This infrared image from NASA's Spitzer Space Telescope is called "Mountains of Creation," pillars of cosmic dust where stars are born. These mountains of cool gas and dust are illuminated at their tips with light from new stars. Scientists believe that the pillars were formed by one massive star and will eventually become dense enough to form a new generation of stars.
The inset image is what can be seen by visible light, and the main image is from infrared. The reason? Infrared light can travel through dust, while visible light is blocked by it. Second, the mountain dust has been warmed by stars and consequently glows in infrared light, where Spitzer can see it.
NASA's "Pillars of Creation" captures columns of cool hyrdrogen gas and dust which are incubators of new stars. The Hubble Space Telescope took this image of the Eagle Nebula, 6,500 light years away from Earth in the constellation Serpens.
The NGC 346 cluster is a fertile location for the birth of new stars. It's located 210,000 light years away in the Small Magnetic Cloud, a Milky Way satellite galaxy. This Hubble photo shows an area that contains dozens of hot, blue, high-mass young stars.
Previous observations saw only a faint hourglass-shaped patch of obscuring dust and gas, but NASA's Spitzer telescope is able to see the big Black Widow Nebula teeming with clusters of massive young stars.
The Tadpole Galaxy is a blast from the past--425 million light years away and located in the constellation Draco. Scientists will use this detailed image to help understand the nature of the "faint red-orange specks" of the early universe.
The top image, from NASA's Spitzer telescope, shows newborn stars in the constellation Draco.

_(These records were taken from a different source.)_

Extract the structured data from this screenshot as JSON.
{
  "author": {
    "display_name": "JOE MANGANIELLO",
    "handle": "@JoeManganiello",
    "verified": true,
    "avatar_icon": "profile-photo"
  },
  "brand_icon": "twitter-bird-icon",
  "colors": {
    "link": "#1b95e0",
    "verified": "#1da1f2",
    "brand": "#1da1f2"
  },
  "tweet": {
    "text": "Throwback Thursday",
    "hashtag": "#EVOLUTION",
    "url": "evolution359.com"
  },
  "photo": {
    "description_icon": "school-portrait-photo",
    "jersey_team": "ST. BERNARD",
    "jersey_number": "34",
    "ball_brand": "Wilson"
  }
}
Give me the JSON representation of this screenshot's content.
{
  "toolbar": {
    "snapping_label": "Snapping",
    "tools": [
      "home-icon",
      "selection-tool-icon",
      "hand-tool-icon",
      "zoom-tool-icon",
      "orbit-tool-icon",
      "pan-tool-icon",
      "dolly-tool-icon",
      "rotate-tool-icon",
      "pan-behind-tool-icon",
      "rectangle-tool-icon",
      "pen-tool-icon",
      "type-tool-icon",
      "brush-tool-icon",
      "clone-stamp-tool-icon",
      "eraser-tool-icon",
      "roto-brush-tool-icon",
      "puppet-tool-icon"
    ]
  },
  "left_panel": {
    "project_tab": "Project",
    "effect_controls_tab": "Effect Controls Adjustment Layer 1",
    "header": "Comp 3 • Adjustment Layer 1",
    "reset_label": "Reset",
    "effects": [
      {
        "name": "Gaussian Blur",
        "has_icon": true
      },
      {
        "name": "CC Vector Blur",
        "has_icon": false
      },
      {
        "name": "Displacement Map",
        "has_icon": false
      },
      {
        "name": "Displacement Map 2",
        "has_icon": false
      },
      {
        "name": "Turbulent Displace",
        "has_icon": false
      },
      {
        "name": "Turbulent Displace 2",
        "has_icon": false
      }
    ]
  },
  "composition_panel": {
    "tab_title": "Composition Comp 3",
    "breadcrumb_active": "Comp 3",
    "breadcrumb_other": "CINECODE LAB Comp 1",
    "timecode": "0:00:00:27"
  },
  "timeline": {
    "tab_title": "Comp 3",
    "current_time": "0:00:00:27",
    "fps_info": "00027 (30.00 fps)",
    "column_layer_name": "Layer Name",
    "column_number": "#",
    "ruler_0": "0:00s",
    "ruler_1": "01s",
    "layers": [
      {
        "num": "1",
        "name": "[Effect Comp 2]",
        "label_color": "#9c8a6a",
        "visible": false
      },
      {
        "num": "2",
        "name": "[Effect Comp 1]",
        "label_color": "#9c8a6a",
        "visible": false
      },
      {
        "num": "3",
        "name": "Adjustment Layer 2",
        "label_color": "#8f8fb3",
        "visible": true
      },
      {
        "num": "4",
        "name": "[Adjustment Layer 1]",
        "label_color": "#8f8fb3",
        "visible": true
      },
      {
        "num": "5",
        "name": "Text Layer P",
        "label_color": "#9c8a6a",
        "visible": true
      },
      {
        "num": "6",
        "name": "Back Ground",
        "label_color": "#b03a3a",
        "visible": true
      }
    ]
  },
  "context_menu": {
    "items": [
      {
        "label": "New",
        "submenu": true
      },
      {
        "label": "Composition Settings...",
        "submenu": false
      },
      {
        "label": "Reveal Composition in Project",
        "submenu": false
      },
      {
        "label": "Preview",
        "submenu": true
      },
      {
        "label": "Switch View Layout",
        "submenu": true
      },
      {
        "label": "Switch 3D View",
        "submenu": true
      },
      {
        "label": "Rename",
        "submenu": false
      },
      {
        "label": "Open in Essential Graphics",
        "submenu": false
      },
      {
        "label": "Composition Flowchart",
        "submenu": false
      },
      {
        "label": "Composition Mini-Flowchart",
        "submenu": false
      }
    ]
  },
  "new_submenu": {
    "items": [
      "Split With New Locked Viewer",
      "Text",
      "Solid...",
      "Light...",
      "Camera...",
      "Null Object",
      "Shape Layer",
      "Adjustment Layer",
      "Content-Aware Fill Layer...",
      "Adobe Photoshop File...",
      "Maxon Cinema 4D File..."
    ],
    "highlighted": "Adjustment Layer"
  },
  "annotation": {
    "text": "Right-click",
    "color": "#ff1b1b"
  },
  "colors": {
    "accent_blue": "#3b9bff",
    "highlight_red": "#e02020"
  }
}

The bottom panel shows infrared background light after all stars, galaxies and artifacts were removed. This could be the glow from the first stars of the universe.